Basically, I just want to put in my two cents … Which, in a way, is the entire point of having a blog, right?

I’ll get to my apologies in a bit.  Let’s start with the love…

I would estimate that when it comes to TV, PBS makes up 85 percent of all of the television my family watches. From PBS Kids in the morning (my son loves Super Why, Dinosaur Train, and especially Wild Kratts) to History Detectives, Masterpiece Theater, Great Performances, Ken Burns documentaries… Well, the list can go on and on and my DVR is full of just that one station.

Yes, PBS owns my DVR. Continue reading

Dear Wild Kratts, You Guys Are Awesome

PBS Kids has always been a good idea in theory. It’s the follow through where things get a bit muddled.

Each of the shows seem to have their own agendas (besides the obvious of keeping the production company working), and many times I wonder if they do involve educating my children. Even Sesame Street has problems with its obsession around showcasing celebrities (that, let’s be honest, children don’t care about) and in the end only seems to teach kids the importance of pop culture. Wonderful. Thanks.

And who knows what Arthur teaches except how not to get along with your sister.

I’ve written about my issues with the shows before (I wrote about Thomas the tank Engine and Sesame Street for a parenting site), so I really don’t need to continue my rant here. There is just so much ranting you can do about kid shows until you come off sounding a bit, well… odd; even to your understanding family.

I don’t want to be that guy. No one wants to be that guy.

Which brings me to what I consider one of the highlights of the PBS Kids lineup, the stellar Wild Kratts.

Why do I like this show above all of the other ones on TV today? Simply, my four-year old son learns from the show and that is just wonderfully awesome. Continue reading

Fighting the Power Rangers… and Losing

I am an entertainment parental snob. Which means, I am NOT about to just put anything on the TV to entertain my child like some parents do.

Yes, other parents I am silently judging you right now… OK, maybe not silently.

Oh, yes, there is a bar for me and children television, and I expect a show or movie to reach it; because, frankly, I want my kids to enter the world of the arts (books, movies, music, etc.) with an idea of what is aesthetically good and enriching, what is bad, and what is just generic noise. And, hopefully, in other words, I will have 12-year old kids someday who will consider books like Harry Potter over books like Twilight.

So even before my first child was born I had a list in my mind of starting points of what I was going to do my utmost to avoid; a partial list would include:

  • Barney
  • The Wiggles, or any facsimile of it
  • Anything related to princess and fairies
  • All Dreamworks animation films (especially any film related to that horrendous green creation named Shrek)
  • Power Rangers Continue reading

Doubting Thomas… Thomas the Tank Engine

An editorial on Thomas the Tank Engine and PBS Kids is up at Green Spot Blue.  Here is part of the introduction of the article:
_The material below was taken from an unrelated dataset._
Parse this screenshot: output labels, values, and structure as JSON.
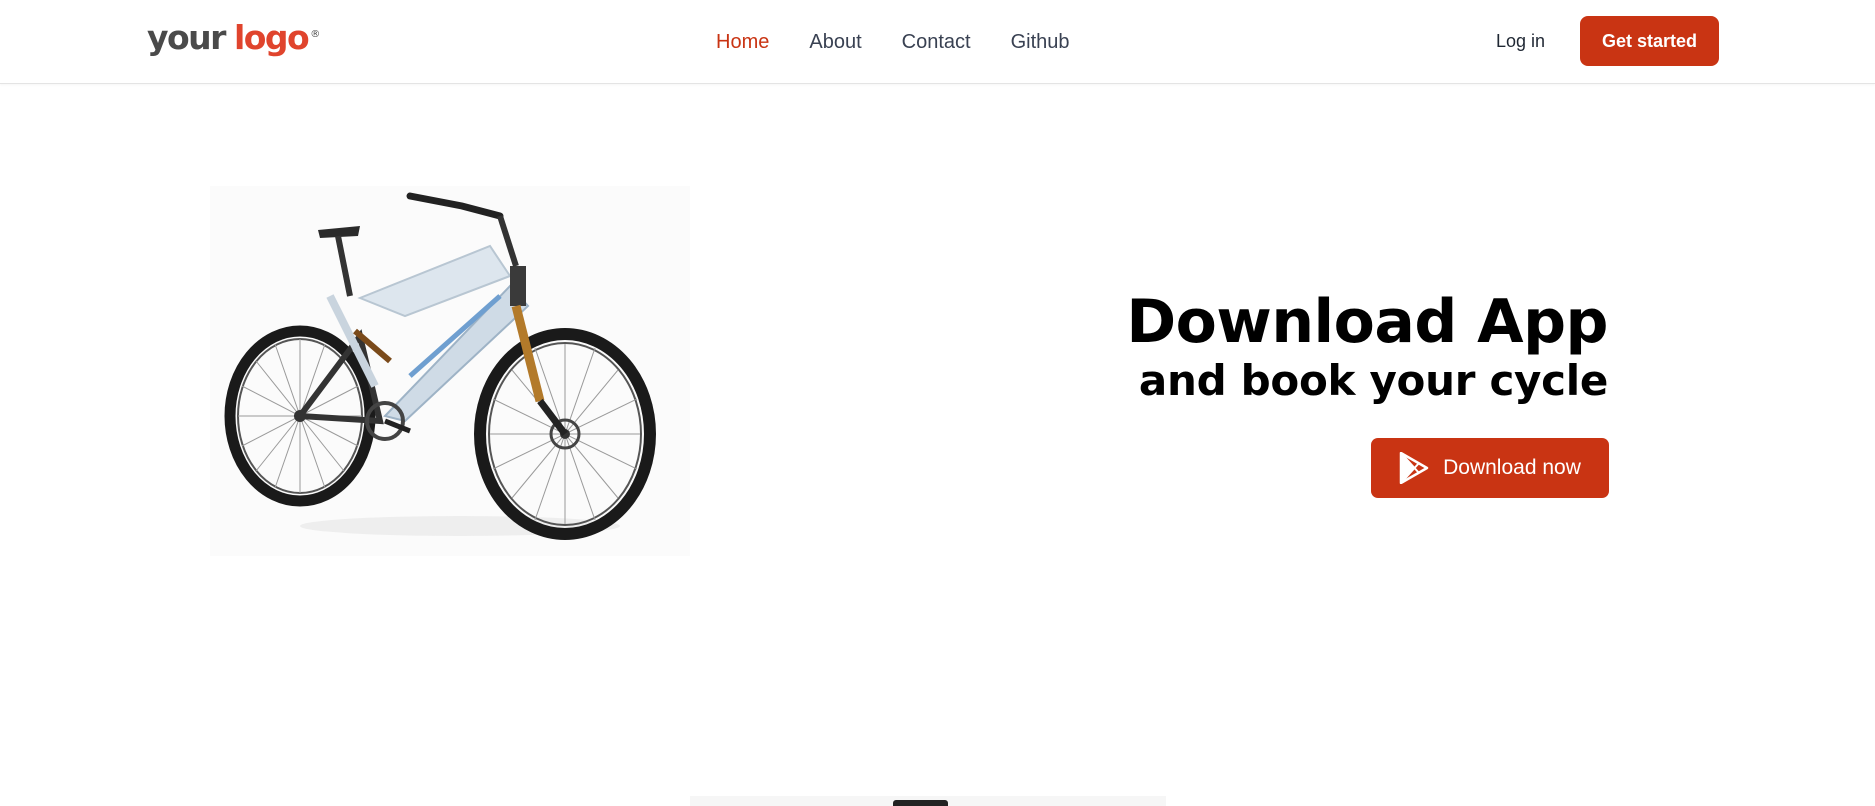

 It all starts so innocently. 

     And it always begins the same. Thomas the Tank Engine, we all (parents and children alike) get indoctrinated via the cute little wooden railway toys.

     They are so fun and who doesn’t like putting the tracks together! My son and I always like to lead the track under furniture, but that is just us, I’m sure.
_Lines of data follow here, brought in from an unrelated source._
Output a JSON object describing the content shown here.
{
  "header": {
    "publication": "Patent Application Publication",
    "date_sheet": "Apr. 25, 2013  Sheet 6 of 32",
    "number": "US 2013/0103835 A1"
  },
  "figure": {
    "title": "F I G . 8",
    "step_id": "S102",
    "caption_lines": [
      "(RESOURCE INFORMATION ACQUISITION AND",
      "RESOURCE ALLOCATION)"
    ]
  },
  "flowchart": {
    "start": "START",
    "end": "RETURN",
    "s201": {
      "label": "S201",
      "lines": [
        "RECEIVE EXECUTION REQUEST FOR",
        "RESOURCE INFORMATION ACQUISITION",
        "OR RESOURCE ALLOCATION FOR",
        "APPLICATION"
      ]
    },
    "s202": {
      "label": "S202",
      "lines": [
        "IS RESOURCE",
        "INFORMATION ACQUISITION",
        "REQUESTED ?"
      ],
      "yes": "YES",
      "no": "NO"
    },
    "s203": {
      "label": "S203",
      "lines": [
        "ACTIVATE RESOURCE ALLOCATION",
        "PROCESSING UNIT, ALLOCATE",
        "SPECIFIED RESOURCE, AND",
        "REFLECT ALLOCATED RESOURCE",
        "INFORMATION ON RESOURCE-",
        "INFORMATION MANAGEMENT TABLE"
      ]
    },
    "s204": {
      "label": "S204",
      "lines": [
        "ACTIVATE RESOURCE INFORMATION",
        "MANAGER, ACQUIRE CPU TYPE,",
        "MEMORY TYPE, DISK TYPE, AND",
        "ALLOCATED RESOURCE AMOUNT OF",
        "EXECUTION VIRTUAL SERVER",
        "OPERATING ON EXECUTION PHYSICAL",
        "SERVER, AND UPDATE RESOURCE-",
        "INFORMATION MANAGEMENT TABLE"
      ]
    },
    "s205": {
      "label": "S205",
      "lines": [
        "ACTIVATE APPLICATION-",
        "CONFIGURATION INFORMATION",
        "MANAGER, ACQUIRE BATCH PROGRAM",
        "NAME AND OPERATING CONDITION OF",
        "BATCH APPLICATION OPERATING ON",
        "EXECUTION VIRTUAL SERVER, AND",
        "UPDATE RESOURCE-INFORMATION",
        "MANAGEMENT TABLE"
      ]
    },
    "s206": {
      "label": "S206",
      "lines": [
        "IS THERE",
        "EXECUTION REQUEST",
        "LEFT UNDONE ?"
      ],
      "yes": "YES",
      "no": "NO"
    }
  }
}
     Oh, the toys are expensive and really we parents should’ve taken that as the first warning sign to run for the hills. (Seriously, when did 15 dollars for a little wooden train make economic sense?) And like Scientology with their free personality tests, Thomas inches you forward subtly until finally, your child is sleeping in a bed covered with Thomas sheets, your TV is running episodes every day and you can’t get that blasted theme song out of your head (both the version with lyrics and without).

     I’ve been there, fellow parents.  And like an alcoholic at AA let me tell you there are better life style options out there for you (and your kids). Because when you really step back and look at Thomas and its show and its message, it’s all… well… smoke.
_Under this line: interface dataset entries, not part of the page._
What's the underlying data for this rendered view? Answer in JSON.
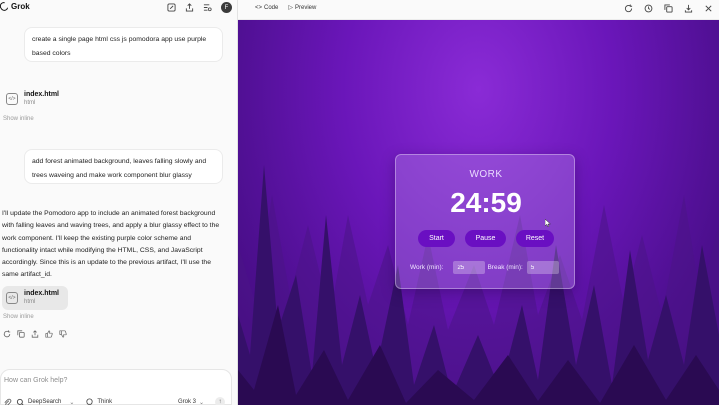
{
  "left": {
    "brand": "Grok",
    "avatar_initial": "F",
    "messages": {
      "user1": "create a single page html css js pomodora app use purple based colors",
      "file1": {
        "name": "index.html",
        "type": "html",
        "show_inline": "Show inline"
      },
      "user2": "add forest animated background, leaves falling slowly and trees waveing and make work component blur glassy",
      "assistant": "I'll update the Pomodoro app to include an animated forest background with falling leaves and waving trees, and apply a blur glassy effect to the work component. I'll keep the existing purple color scheme and functionality intact while modifying the HTML, CSS, and JavaScript accordingly. Since this is an update to the previous artifact, I'll use the same artifact_id.",
      "file2": {
        "name": "index.html",
        "type": "html",
        "show_inline": "Show inline"
      }
    },
    "input": {
      "placeholder": "How can Grok help?",
      "deepsearch": "DeepSearch",
      "think": "Think",
      "model": "Grok 3"
    }
  },
  "right": {
    "tabs": {
      "code": "Code",
      "preview": "Preview"
    },
    "app": {
      "mode": "WORK",
      "timer": "24:59",
      "start": "Start",
      "pause": "Pause",
      "reset": "Reset",
      "work_label": "Work (min):",
      "work_value": "25",
      "break_label": "Break (min):",
      "break_value": "5"
    }
  },
  "colors": {
    "accent": "#6a0fc2",
    "sky_top": "#8a2bd6",
    "sky_bottom": "#3d0b74",
    "trees": "#2a0a52"
  }
}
T0 read the rest of the article (where I also give  some suggestions on how the show could be made better and more educational), please click here.

Peep! Peep!